tag:blogger.com,1999:blog-3722233.post6268014219966280844..comments2023-06-01T23:08:19.877-05:00Comments on Computational Complexity: The Erdos- de Bruijn theoremLance Fortnowhttp://www.blogger.com/profile/06752030912874378610noreply@blogger.comBlogger3125tag:blogger.com,1999:blog-3722233.post-57088709968674603012012-03-01T12:32:53.451-06:002012-03-01T12:32:53.451-06:00This follows even from compactness of propositiona...This follows even from compactness of propositional calculus (aka zero-order logic).<br /><br />You define k variable symbols for each vertex in the graph.
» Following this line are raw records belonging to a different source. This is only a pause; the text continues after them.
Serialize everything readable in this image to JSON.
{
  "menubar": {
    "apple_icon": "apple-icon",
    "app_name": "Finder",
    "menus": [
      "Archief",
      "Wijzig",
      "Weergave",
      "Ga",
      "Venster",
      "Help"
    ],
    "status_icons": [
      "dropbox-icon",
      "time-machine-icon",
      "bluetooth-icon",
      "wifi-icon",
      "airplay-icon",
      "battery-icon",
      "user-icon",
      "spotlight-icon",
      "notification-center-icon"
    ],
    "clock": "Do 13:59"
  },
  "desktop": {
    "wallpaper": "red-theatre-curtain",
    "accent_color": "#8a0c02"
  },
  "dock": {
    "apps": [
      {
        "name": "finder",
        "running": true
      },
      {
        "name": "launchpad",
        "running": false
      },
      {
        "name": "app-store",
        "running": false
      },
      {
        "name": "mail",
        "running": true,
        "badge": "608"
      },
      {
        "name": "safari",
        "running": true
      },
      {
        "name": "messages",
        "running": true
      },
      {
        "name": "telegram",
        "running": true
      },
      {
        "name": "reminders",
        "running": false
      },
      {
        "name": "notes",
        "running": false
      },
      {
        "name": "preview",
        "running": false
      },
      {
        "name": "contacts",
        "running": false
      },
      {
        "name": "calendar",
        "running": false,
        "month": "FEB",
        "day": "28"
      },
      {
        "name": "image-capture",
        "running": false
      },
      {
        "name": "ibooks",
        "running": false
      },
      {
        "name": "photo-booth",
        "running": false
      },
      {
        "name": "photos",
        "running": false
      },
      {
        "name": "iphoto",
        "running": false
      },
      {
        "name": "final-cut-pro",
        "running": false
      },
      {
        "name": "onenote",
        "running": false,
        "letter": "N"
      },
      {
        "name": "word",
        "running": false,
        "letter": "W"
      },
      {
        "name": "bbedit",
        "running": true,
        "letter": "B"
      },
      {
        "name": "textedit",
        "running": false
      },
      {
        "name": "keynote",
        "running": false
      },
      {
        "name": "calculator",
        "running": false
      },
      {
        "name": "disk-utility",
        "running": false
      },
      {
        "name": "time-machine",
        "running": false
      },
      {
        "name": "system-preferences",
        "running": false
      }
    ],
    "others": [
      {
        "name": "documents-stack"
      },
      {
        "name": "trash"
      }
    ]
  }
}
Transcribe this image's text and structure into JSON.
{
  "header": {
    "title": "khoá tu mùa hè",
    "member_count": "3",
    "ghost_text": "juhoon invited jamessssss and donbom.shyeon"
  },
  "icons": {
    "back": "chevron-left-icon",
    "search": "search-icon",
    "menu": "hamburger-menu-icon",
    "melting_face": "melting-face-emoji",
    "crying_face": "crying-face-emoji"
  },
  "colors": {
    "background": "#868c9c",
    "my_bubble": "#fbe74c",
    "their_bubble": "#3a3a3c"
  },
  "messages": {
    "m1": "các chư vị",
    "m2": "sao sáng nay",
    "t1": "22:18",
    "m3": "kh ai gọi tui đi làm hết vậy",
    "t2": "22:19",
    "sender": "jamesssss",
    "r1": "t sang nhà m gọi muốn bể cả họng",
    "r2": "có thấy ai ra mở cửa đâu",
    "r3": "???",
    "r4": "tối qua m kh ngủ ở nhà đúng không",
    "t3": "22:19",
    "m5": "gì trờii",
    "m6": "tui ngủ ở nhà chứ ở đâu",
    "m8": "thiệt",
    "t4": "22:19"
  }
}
You add propositions asserting that exactly one holds for each vertex, as well as propositions for each edge and color.Davidhttps://www.blogger.com/profile/13818371550669837787noreply@blogger.comtag:blogger.com,1999:blog-3722233.post-26222248411945772282012-02-29T11:30:19.320-06:002012-02-29T11:30:19.320-06:00I often see such arguments phrased using König'...I often see such arguments phrased using König's Lemma that every finitely branching tree with an infinite number of nodes has an infinite branch (simple path starting at the root).<br /><br />In this case, the nodes of the tree are colorings. Level i represents all colorings of {1,...,i}. Node p at level i is a parent of node c at level i+1 if the colorings c and p agree on the colors of all nodes {1,...,i}.<br /><br />König's Lemma guarantees an infinite branch, which defines a single infinite coloring in the limit.<br /><br />There is an even shorter way to use compactness arguments that I have seen most often in the literature: "A lot of finite things exist with a property we want. By compactness, an infinite thing with the same property exists. QED"Dave Dotyhttp://www.dna.caltech.edu/~ddoty/noreply@blogger.comtag:blogger.com,1999:blog-3722233.post-70653949820216571372012-02-29T11:12:10.094-06:002012-02-29T11:12:10.094-06:00Alternative proof, works in the uncountable case.
...Alternative proof, works in the uncountable case.<br /><br /> Consider the first order theory that has constants for each node on the graph, k unary predicates, statements that say that precisely one of the k predicates is true at every point, and statements that say for any two adjacent nodes of the graph that the corresponding constants don't have the same predicates true of both. This is consistent because every finite subtheory is consistent, hence by the completeness theorem it has a model. The model is a coloring.stuhttps://www.blogger.com/profile/05190631846507740664noreply@blogger.com